One gun was put in position in Battery Wagner last night, and the other is in such a state that it will be in position, and in readiness for service in an hour or so after dark to-night, in all probability.

Very respectfully, your obedient servant,

R. S. RIPLEY,

Brigadier-General.

Brigadier General THOMAS JORDAN,

Chief of Staff, & c.

[Indorsements.]

HDQRS. DEPT. OF SOUTH CAROLINA, GEORGIA, AND FLORIDA,

Charleston, S. C., August 2, 1863.

Respectfully referred to the consideration of Captain J. R. Tucker, commanding C. S. naval forces, Charleston Harbor, with the remark that I consider it vital to the maintenance of my position on Morris Island that at least one of the iron-clad rams shall be stationed nightly to drive away such vessels as disturbed and interrupted our means of transportation last night.

G. T. BEAUREGARD,

General, Commanding.

Respectfully returned to General Beauregard, with the remark that, after an interview with General Ripley, he addressed a letter to General Jordan on the subject. I will be happy to enter into his views as expressed in that letter. Flag-Officer [D. N.] Ingraham, commanding station, Charleston, has informed me officially that he has but 80 tons of coal to meet all demands, including the iron-clads, and has admonished me of the necessity of economy in consumption. As our object in the expedition is secrecy, I have suggested the propriety, and General Ripley has agreed with me, that it would be best for the iron-clads to remain inside of Fort Sumter, ready to co-operate with the army.
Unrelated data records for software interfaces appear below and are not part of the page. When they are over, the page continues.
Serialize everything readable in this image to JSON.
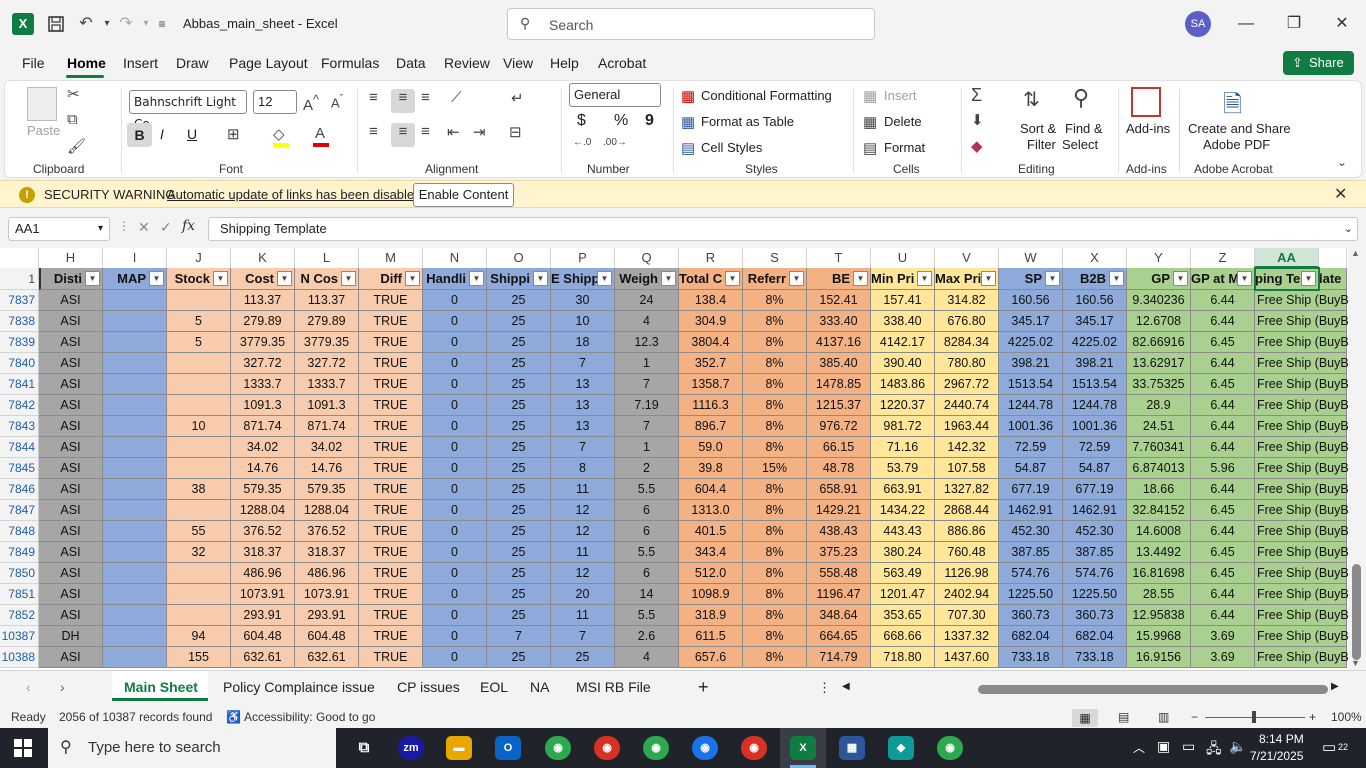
{
  "app": {
    "title": "Abbas_main_sheet  -  Excel",
    "search_placeholder": "Search",
    "avatar_initials": "SA",
    "share_label": "Share"
  },
  "menu": [
    "File",
    "Home",
    "Insert",
    "Draw",
    "Page Layout",
    "Formulas",
    "Data",
    "Review",
    "View",
    "Help",
    "Acrobat"
  ],
  "ribbon": {
    "clipboard": {
      "paste": "Paste",
      "label": "Clipboard"
    },
    "font": {
      "name": "Bahnschrift Light Co",
      "size": "12",
      "bold": "B",
      "italic": "I",
      "underline": "U",
      "label": "Font"
    },
    "alignment": {
      "label": "Alignment"
    },
    "number": {
      "format": "General",
      "currency": "$",
      "percent": "%",
      "comma": "9",
      "label": "Number"
    },
    "styles": {
      "conditional": "Conditional Formatting",
      "format_table": "Format as Table",
      "cell_styles": "Cell Styles",
      "label": "Styles"
    },
    "cells": {
      "insert": "Insert",
      "delete": "Delete",
      "format": "Format",
      "label": "Cells"
    },
    "editing": {
      "sort1": "Sort &",
      "sort2": "Filter",
      "find1": "Find &",
      "find2": "Select",
      "label": "Editing"
    },
    "addins": {
      "btn": "Add-ins",
      "label": "Add-ins"
    },
    "acrobat": {
      "btn1": "Create and Share",
      "btn2": "Adobe PDF",
      "label": "Adobe Acrobat"
    }
  },
  "security": {
    "title": "SECURITY WARNING",
    "message": "Automatic update of links has been disabled",
    "button": "Enable Content"
  },
  "formula_bar": {
    "name_box": "AA1",
    "fx": "fx",
    "value": "Shipping Template"
  },
  "colors": {
    "accent": "#107c41",
    "grey": "#a6a6a6",
    "blue": "#8eaadb",
    "peach": "#f8cbad",
    "salmon": "#f4b183",
    "yellow": "#ffe699",
    "green": "#a9d08e"
  },
  "columns": [
    {
      "letter": "H",
      "header": "Disti",
      "w": 64,
      "color": "grey"
    },
    {
      "letter": "I",
      "header": "MAP",
      "w": 64,
      "color": "blue"
    },
    {
      "letter": "J",
      "header": "Stock",
      "w": 64,
      "color": "peach"
    },
    {
      "letter": "K",
      "header": "Cost",
      "w": 64,
      "color": "peach"
    },
    {
      "letter": "L",
      "header": "N Cos",
      "w": 64,
      "color": "peach"
    },
    {
      "letter": "M",
      "header": "Diff",
      "w": 64,
      "color": "peach"
    },
    {
      "letter": "N",
      "header": "Handli",
      "w": 64,
      "color": "blue"
    },
    {
      "letter": "O",
      "header": "Shippi",
      "w": 64,
      "color": "blue"
    },
    {
      "letter": "P",
      "header": "E Shipp",
      "w": 64,
      "color": "blue"
    },
    {
      "letter": "Q",
      "header": "Weigh",
      "w": 64,
      "color": "grey"
    },
    {
      "letter": "R",
      "header": "Total C",
      "w": 64,
      "color": "salmon"
    },
    {
      "letter": "S",
      "header": "Referr",
      "w": 64,
      "color": "salmon"
    },
    {
      "letter": "T",
      "header": "BE",
      "w": 64,
      "color": "salmon"
    },
    {
      "letter": "U",
      "header": "Min Pri",
      "w": 64,
      "color": "yellow"
    },
    {
      "letter": "V",
      "header": "Max Pri",
      "w": 64,
      "color": "yellow"
    },
    {
      "letter": "W",
      "header": "SP",
      "w": 64,
      "color": "blue"
    },
    {
      "letter": "X",
      "header": "B2B",
      "w": 64,
      "color": "blue"
    },
    {
      "letter": "Y",
      "header": "GP",
      "w": 64,
      "color": "green"
    },
    {
      "letter": "Z",
      "header": "GP at M",
      "w": 64,
      "color": "green"
    },
    {
      "letter": "AA",
      "header": "ping Te",
      "w": 64,
      "color": "green"
    },
    {
      "letter": "",
      "header": "late",
      "w": 28,
      "color": "green"
    }
  ],
  "rows": [
    {
      "n": "7837",
      "c": [
        "ASI",
        "",
        "",
        "113.37",
        "113.37",
        "TRUE",
        "0",
        "25",
        "30",
        "24",
        "138.4",
        "8%",
        "152.41",
        "157.41",
        "314.82",
        "160.56",
        "160.56",
        "9.340236",
        "6.44",
        "Free Ship (BuyBox)",
        ""
      ]
    },
    {
      "n": "7838",
      "c": [
        "ASI",
        "",
        "5",
        "279.89",
        "279.89",
        "TRUE",
        "0",
        "25",
        "10",
        "4",
        "304.9",
        "8%",
        "333.40",
        "338.40",
        "676.80",
        "345.17",
        "345.17",
        "12.6708",
        "6.44",
        "Free Ship (BuyBox)",
        ""
      ]
    },
    {
      "n": "7839",
      "c": [
        "ASI",
        "",
        "5",
        "3779.35",
        "3779.35",
        "TRUE",
        "0",
        "25",
        "18",
        "12.3",
        "3804.4",
        "8%",
        "4137.16",
        "4142.17",
        "8284.34",
        "4225.02",
        "4225.02",
        "82.66916",
        "6.45",
        "Free Ship (BuyBox)",
        ""
      ]
    },
    {
      "n": "7840",
      "c": [
        "ASI",
        "",
        "",
        "327.72",
        "327.72",
        "TRUE",
        "0",
        "25",
        "7",
        "1",
        "352.7",
        "8%",
        "385.40",
        "390.40",
        "780.80",
        "398.21",
        "398.21",
        "13.62917",
        "6.44",
        "Free Ship (BuyBox)",
        ""
      ]
    },
    {
      "n": "7841",
      "c": [
        "ASI",
        "",
        "",
        "1333.7",
        "1333.7",
        "TRUE",
        "0",
        "25",
        "13",
        "7",
        "1358.7",
        "8%",
        "1478.85",
        "1483.86",
        "2967.72",
        "1513.54",
        "1513.54",
        "33.75325",
        "6.45",
        "Free Ship (BuyBox)",
        ""
      ]
    },
    {
      "n": "7842",
      "c": [
        "ASI",
        "",
        "",
        "1091.3",
        "1091.3",
        "TRUE",
        "0",
        "25",
        "13",
        "7.19",
        "1116.3",
        "8%",
        "1215.37",
        "1220.37",
        "2440.74",
        "1244.78",
        "1244.78",
        "28.9",
        "6.44",
        "Free Ship (BuyBox)",
        ""
      ]
    },
    {
      "n": "7843",
      "c": [
        "ASI",
        "",
        "10",
        "871.74",
        "871.74",
        "TRUE",
        "0",
        "25",
        "13",
        "7",
        "896.7",
        "8%",
        "976.72",
        "981.72",
        "1963.44",
        "1001.36",
        "1001.36",
        "24.51",
        "6.44",
        "Free Ship (BuyBox)",
        ""
      ]
    },
    {
      "n": "7844",
      "c": [
        "ASI",
        "",
        "",
        "34.02",
        "34.02",
        "TRUE",
        "0",
        "25",
        "7",
        "1",
        "59.0",
        "8%",
        "66.15",
        "71.16",
        "142.32",
        "72.59",
        "72.59",
        "7.760341",
        "6.44",
        "Free Ship (BuyBox)",
        ""
      ]
    },
    {
      "n": "7845",
      "c": [
        "ASI",
        "",
        "",
        "14.76",
        "14.76",
        "TRUE",
        "0",
        "25",
        "8",
        "2",
        "39.8",
        "15%",
        "48.78",
        "53.79",
        "107.58",
        "54.87",
        "54.87",
        "6.874013",
        "5.96",
        "Free Ship (BuyBox)",
        ""
      ]
    },
    {
      "n": "7846",
      "c": [
        "ASI",
        "",
        "38",
        "579.35",
        "579.35",
        "TRUE",
        "0",
        "25",
        "11",
        "5.5",
        "604.4",
        "8%",
        "658.91",
        "663.91",
        "1327.82",
        "677.19",
        "677.19",
        "18.66",
        "6.44",
        "Free Ship (BuyBox)",
        ""
      ]
    },
    {
      "n": "7847",
      "c": [
        "ASI",
        "",
        "",
        "1288.04",
        "1288.04",
        "TRUE",
        "0",
        "25",
        "12",
        "6",
        "1313.0",
        "8%",
        "1429.21",
        "1434.22",
        "2868.44",
        "1462.91",
        "1462.91",
        "32.84152",
        "6.45",
        "Free Ship (BuyBox)",
        ""
      ]
    },
    {
      "n": "7848",
      "c": [
        "ASI",
        "",
        "55",
        "376.52",
        "376.52",
        "TRUE",
        "0",
        "25",
        "12",
        "6",
        "401.5",
        "8%",
        "438.43",
        "443.43",
        "886.86",
        "452.30",
        "452.30",
        "14.6008",
        "6.44",
        "Free Ship (BuyBox)",
        ""
      ]
    },
    {
      "n": "7849",
      "c": [
        "ASI",
        "",
        "32",
        "318.37",
        "318.37",
        "TRUE",
        "0",
        "25",
        "11",
        "5.5",
        "343.4",
        "8%",
        "375.23",
        "380.24",
        "760.48",
        "387.85",
        "387.85",
        "13.4492",
        "6.45",
        "Free Ship (BuyBox)",
        ""
      ]
    },
    {
      "n": "7850",
      "c": [
        "ASI",
        "",
        "",
        "486.96",
        "486.96",
        "TRUE",
        "0",
        "25",
        "12",
        "6",
        "512.0",
        "8%",
        "558.48",
        "563.49",
        "1126.98",
        "574.76",
        "574.76",
        "16.81698",
        "6.45",
        "Free Ship (BuyBox)",
        ""
      ]
    },
    {
      "n": "7851",
      "c": [
        "ASI",
        "",
        "",
        "1073.91",
        "1073.91",
        "TRUE",
        "0",
        "25",
        "20",
        "14",
        "1098.9",
        "8%",
        "1196.47",
        "1201.47",
        "2402.94",
        "1225.50",
        "1225.50",
        "28.55",
        "6.44",
        "Free Ship (BuyBox)",
        ""
      ]
    },
    {
      "n": "7852",
      "c": [
        "ASI",
        "",
        "",
        "293.91",
        "293.91",
        "TRUE",
        "0",
        "25",
        "11",
        "5.5",
        "318.9",
        "8%",
        "348.64",
        "353.65",
        "707.30",
        "360.73",
        "360.73",
        "12.95838",
        "6.44",
        "Free Ship (BuyBox)",
        ""
      ]
    },
    {
      "n": "10387",
      "c": [
        "DH",
        "",
        "94",
        "604.48",
        "604.48",
        "TRUE",
        "0",
        "7",
        "7",
        "2.6",
        "611.5",
        "8%",
        "664.65",
        "668.66",
        "1337.32",
        "682.04",
        "682.04",
        "15.9968",
        "3.69",
        "Free Ship (BuyBox)",
        ""
      ]
    },
    {
      "n": "10388",
      "c": [
        "ASI",
        "",
        "155",
        "632.61",
        "632.61",
        "TRUE",
        "0",
        "25",
        "25",
        "4",
        "657.6",
        "8%",
        "714.79",
        "718.80",
        "1437.60",
        "733.18",
        "733.18",
        "16.9156",
        "3.69",
        "Free Ship (BuyBox)",
        ""
      ]
    }
  ],
  "sheets": [
    "Main Sheet",
    "Policy Complaince issue",
    "CP issues",
    "EOL",
    "NA",
    "MSI RB File"
  ],
  "status": {
    "ready": "Ready",
    "records": "2056 of 10387 records found",
    "accessibility": "Accessibility: Good to go",
    "zoom": "100%"
  },
  "taskbar": {
    "search_placeholder": "Type here to search",
    "time": "8:14 PM",
    "date": "7/21/2025",
    "notif": "22"
  }
}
As the coal used by the vessels emits such a dense smoke, the object, secrecy, would be foiled.

Very respectfully, your obedient servant,

J. R. TUCKER,

Flag-Officer, Commanding Afloat.